# Work order:
Each entry is to be retyped without alteration, and no picture is to be included.

[Extracted records]
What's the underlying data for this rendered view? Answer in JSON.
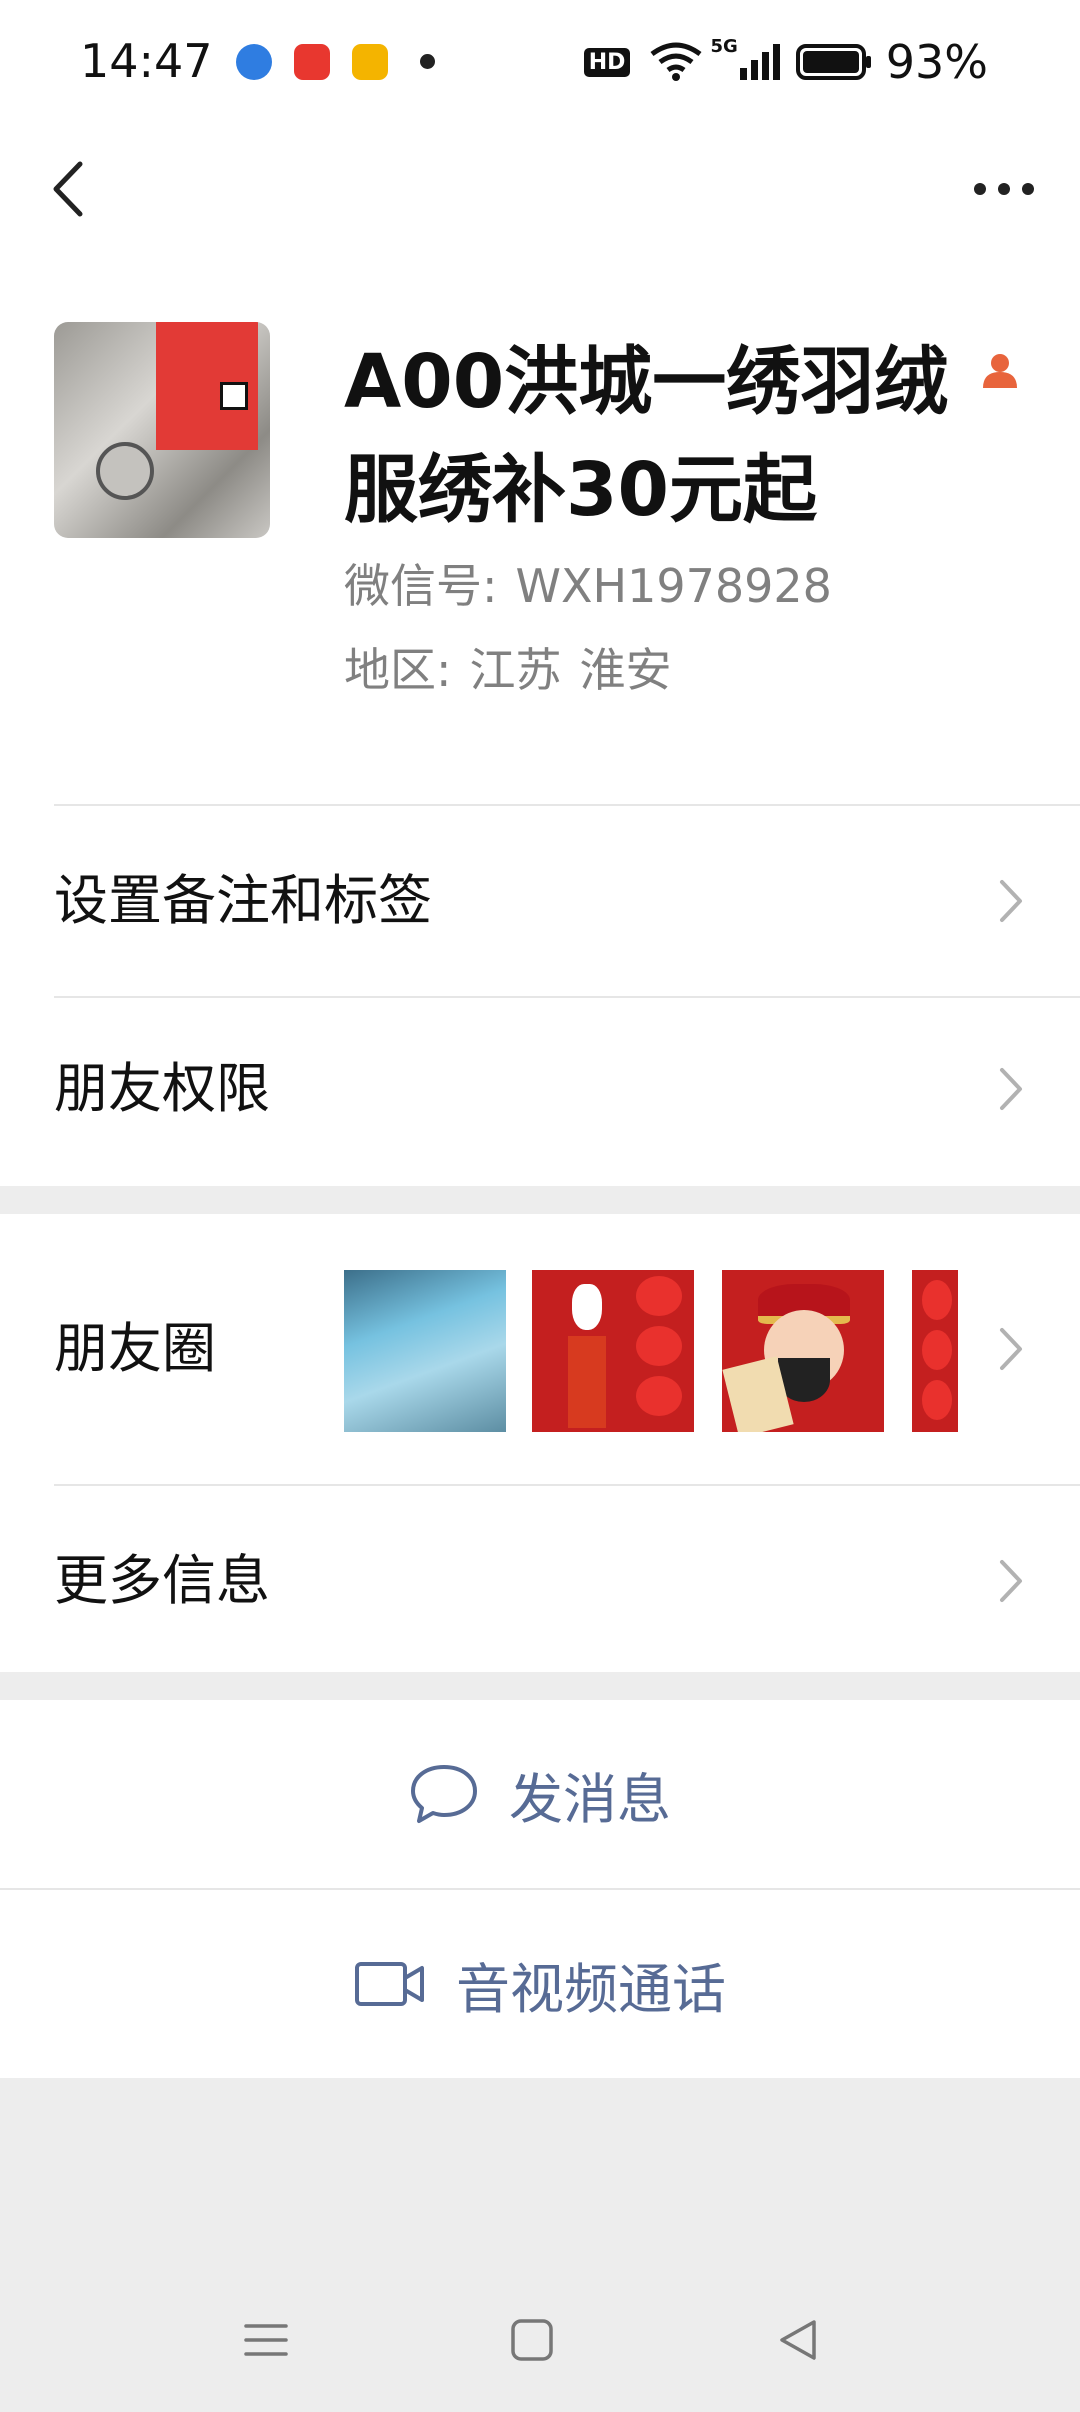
{
  "status_bar": {
    "time": "14:47",
    "hd_badge": "HD",
    "network": "5G",
    "battery": "93%",
    "app_icons": [
      "browser-app-icon",
      "map-app-icon",
      "wallet-app-icon"
    ]
  },
  "nav": {
    "back_icon": "chevron-left-icon",
    "more_icon": "ellipsis-icon"
  },
  "profile": {
    "name": "A00洪城一绣羽绒服绣补30元起",
    "badge_icon": "person-icon",
    "badge_color": "#e8643c",
    "wxid_label": "微信号:",
    "wxid": "WXH1978928",
    "region_label": "地区:",
    "region_province": "江苏",
    "region_city": "淮安"
  },
  "menu": {
    "remark_label": "设置备注和标签",
    "permission_label": "朋友权限",
    "moments_label": "朋友圈",
    "more_info_label": "更多信息"
  },
  "actions": {
    "message_label": "发消息",
    "call_label": "音视频通话",
    "link_color": "#576b95"
  },
  "colors": {
    "background": "#ededed",
    "card": "#ffffff",
    "chevron": "#b2b2b2"
  }
}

# Output for this task:
What's the underlying data for this rendered view? Answer in JSON.
{
  "status_bar": {
    "time": "14:47",
    "hd_badge": "HD",
    "network": "5G",
    "battery": "93%",
    "app_icons": [
      "browser-app-icon",
      "map-app-icon",
      "wallet-app-icon"
    ]
  },
  "nav": {
    "back_icon": "chevron-left-icon",
    "more_icon": "ellipsis-icon"
  },
  "profile": {
    "name": "A00洪城一绣羽绒服绣补30元起",
    "badge_icon": "person-icon",
    "badge_color": "#e8643c",
    "wxid_label": "微信号:",
    "wxid": "WXH1978928",
    "region_label": "地区:",
    "region_province": "江苏",
    "region_city": "淮安"
  },
  "menu": {
    "remark_label": "设置备注和标签",
    "permission_label": "朋友权限",
    "moments_label": "朋友圈",
    "more_info_label": "更多信息"
  },
  "actions": {
    "message_label": "发消息",
    "call_label": "音视频通话",
    "link_color": "#576b95"
  },
  "colors": {
    "background": "#ededed",
    "card": "#ffffff",
    "chevron": "#b2b2b2"
  }
}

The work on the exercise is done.